■ **EXERCISE DESCRIPTION**: In the entries that follow, how many lines contain "icon"? Please reply with only the number.

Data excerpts
%%

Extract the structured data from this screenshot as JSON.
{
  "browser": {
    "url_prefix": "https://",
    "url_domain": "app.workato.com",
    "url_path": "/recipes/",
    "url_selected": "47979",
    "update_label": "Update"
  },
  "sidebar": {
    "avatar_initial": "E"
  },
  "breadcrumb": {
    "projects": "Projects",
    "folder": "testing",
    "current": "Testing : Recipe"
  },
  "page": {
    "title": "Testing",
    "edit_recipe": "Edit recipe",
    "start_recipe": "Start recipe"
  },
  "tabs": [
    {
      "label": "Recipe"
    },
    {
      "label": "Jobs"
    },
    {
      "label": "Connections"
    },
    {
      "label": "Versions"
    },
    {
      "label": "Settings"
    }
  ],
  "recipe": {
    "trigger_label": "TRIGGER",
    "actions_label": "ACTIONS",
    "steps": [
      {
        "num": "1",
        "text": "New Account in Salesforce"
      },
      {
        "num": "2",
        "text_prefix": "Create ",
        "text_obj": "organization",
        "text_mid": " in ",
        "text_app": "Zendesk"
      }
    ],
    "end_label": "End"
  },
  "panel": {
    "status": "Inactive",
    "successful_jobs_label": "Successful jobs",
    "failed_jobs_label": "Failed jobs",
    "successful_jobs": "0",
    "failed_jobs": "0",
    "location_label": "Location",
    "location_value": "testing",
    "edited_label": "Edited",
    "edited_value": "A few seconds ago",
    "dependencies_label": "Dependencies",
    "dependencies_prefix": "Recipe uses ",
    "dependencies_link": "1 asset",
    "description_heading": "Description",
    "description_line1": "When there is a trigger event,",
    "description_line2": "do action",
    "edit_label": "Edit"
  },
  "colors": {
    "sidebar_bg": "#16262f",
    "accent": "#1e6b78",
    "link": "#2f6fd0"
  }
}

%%
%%

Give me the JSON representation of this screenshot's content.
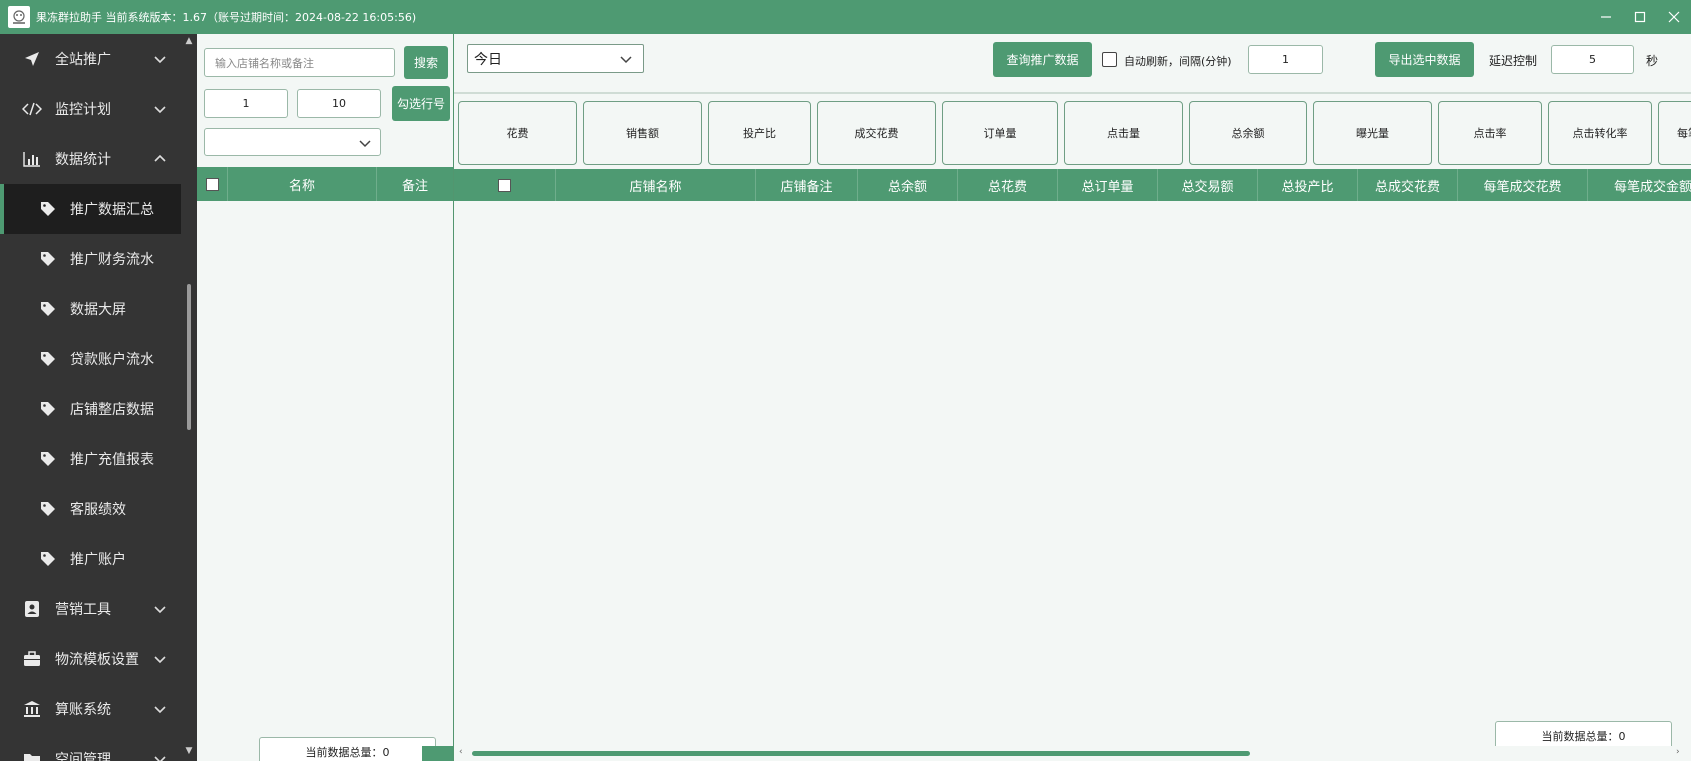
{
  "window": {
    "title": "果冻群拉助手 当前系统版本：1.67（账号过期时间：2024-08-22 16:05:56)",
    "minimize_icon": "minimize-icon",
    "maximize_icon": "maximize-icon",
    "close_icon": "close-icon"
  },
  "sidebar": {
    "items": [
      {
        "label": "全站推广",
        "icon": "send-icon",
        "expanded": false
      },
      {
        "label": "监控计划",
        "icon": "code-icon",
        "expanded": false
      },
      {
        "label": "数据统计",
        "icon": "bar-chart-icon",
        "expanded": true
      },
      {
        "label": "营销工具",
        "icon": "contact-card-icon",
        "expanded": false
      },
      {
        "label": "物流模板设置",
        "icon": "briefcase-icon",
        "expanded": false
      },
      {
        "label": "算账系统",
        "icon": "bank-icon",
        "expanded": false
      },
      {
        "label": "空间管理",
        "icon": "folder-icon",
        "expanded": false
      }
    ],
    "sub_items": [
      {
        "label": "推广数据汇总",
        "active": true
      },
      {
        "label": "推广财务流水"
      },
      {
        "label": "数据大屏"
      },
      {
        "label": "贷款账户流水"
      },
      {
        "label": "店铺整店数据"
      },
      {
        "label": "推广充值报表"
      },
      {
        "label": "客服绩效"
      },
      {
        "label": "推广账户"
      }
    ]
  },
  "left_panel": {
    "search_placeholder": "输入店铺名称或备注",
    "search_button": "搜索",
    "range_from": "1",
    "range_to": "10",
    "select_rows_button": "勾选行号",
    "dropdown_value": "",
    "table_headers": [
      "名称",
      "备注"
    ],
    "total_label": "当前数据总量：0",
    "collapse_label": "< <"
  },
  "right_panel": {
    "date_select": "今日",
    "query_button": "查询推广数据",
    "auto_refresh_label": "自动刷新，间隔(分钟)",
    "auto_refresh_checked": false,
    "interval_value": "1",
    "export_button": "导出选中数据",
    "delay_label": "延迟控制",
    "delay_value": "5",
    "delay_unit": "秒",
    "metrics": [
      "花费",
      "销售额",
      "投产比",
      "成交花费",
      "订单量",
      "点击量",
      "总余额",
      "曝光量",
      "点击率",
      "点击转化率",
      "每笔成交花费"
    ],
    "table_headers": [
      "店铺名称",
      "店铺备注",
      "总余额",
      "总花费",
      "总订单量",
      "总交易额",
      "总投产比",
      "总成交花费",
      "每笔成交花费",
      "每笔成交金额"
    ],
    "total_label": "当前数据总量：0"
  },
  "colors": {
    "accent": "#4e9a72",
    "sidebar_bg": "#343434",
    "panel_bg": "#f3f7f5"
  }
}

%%

■ **SOLUTION FOR THIS PROBLEM**: 10